It is always a privilege to watch an Official Selection of the Sundance Film Festival. I have had the pleasure to screen a few films from Sundance 2013, and I have not been disappointed. Soldate Jeanette (‘Soldier Jane’ translated to English) is not the most captivating I have seen from Sundance, but with its digital camera aesthetics and visually striking images, it definitely carries a certain charm. Director Daniel Hoesl’s first feature-length film focuses on Fanni, an aging woman who is faced with eviction from her apartment. Fanni considers rent an unnecessary expense after twenty long years of living in her home, so she has refused to pay rent for the last three. Instead she spends her money on leisurely activities such as Tae Kwon Do classes or going to the Cineplex to watch silent films. Eventually her ignorance of standard living expenses catches up to her, and she escapes to the country, evading every necessary payment possible, be it a train ticket or a rental car (she takes a dealership car for a “test drive”). Soon Fanni finds herself at a farm run by a group of men and a woman named Anna, who begins to look at Fanni with jealousy. Eventually, Fanni and Anna develop a meaningful friendship.
This film’s biggest enemy is its pace. While it has very intriguing content, the amount of time it takes to either resolve conflict or introduce new conflict is very difficult to sit through. I am normally a fan of long takes or lingering shots, but in this film they are a dime a dozen. Because they are so frequent, it is hard to find a solid purpose in their existence (if they have any purpose at all). Largely, they are frustrating. If viewer frustration was Mr. Hoesl’s goal in consistent lingering scenes or long takes of minimal activity, he certainly achieved it. This is unfortunate, as the film has such incredible strength behind the snail-like pace.
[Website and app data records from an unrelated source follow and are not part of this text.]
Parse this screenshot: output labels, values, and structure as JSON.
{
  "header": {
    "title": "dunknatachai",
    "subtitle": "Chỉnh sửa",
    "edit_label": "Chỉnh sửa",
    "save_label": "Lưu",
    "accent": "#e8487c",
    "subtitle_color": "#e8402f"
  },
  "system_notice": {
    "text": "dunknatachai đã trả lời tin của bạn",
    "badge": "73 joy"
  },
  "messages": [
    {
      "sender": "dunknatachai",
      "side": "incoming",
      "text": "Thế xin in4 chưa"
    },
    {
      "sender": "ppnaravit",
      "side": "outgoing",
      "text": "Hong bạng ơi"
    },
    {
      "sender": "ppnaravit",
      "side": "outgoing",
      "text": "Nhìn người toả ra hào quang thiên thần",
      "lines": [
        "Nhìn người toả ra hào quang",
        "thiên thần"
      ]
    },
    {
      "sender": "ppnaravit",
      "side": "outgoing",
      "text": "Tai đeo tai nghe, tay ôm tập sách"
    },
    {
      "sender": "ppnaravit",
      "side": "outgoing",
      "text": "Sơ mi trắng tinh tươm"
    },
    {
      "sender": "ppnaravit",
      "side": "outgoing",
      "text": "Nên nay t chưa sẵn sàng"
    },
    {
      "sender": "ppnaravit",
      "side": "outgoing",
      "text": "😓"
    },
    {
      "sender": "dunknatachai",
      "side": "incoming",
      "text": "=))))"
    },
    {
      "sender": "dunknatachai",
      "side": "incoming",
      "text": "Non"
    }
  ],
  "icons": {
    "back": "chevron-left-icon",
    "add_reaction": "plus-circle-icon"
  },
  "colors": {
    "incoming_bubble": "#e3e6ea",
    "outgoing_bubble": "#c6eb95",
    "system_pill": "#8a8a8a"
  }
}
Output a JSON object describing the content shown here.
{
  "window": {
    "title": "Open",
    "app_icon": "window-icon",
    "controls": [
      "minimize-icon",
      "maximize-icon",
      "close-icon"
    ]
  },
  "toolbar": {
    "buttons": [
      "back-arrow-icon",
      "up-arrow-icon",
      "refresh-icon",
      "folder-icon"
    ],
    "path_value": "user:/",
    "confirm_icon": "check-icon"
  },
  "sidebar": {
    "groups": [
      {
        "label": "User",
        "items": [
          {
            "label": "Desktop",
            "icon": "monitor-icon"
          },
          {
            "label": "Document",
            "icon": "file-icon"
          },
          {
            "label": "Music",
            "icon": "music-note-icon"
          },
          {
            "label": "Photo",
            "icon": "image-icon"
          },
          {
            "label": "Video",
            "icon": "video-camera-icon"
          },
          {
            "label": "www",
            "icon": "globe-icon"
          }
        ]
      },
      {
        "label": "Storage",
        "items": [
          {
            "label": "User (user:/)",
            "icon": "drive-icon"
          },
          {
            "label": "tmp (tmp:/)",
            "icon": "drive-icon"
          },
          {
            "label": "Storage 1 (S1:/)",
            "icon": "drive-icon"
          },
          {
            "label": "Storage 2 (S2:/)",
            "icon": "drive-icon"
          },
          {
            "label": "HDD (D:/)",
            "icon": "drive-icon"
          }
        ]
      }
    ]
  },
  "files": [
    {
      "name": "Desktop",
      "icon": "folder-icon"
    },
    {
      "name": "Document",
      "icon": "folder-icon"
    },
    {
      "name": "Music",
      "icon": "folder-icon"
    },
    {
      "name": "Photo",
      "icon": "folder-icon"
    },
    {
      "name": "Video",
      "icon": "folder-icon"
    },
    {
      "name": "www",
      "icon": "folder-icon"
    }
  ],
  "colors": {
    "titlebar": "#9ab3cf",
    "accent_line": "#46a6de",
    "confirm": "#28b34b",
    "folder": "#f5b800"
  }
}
As you might glean from my synopsis, this film sets out to make money trivial. Fanni believes that spending money on rent is unnecessary, but routinely enjoys her leisure activities, which cost money. However, she even demonstrates how spending money on leisurely activities can be trivial, as she falls asleep at the Cineplex while watching The Passion of Joan of Arc (1928). While Fanni’s screening of Joan of Arc may hold some significance to the director, the idea of wasting money (paying for a ticket, but sleeping through the movie) is what I take to be the most significant critique. Eventually, subtle imagery is thrown by the wayside, as Fanni finally frees herself from her financial troubles by burning the rest of the cash she has in order to keep herself warm for the night, prior to finding the aforementioned farm.
The burning of cash fades to black, and viewers are soon greeted with the slaughtering of a cow (introducing the characters who live on the farm). Be warned, this slaughter is one of the more gruesome slaughterhouse scenes I have seen in my lifetime. Filmmakers have long captured the slaughtering of animals with their cameras to make political statements, and that has not changed here. What has changed is the sheer amount of screen time that this slaughter occupies. The visceral imagery, though disturbing, is a fantastic contrast to Fanni’s previous superficial lifestyle. The cash that made this lifestyle possible has been destroyed, and we are now witnessing something we expect to remain behind the scenes, but revealed to us in extreme detail. In the absence of wealth, we are able to see the ugliness and the beauty beneath the surface.
This is largely the point I believe the film intends to make. Though I only focused on a few scenes, each image connects directly to the film’s message. Unfortunately, the pace of the film makes this message very hard to enjoy. Overall, it is a wonderful combination of ideals and images that demands quite a large amount of patience from the viewer.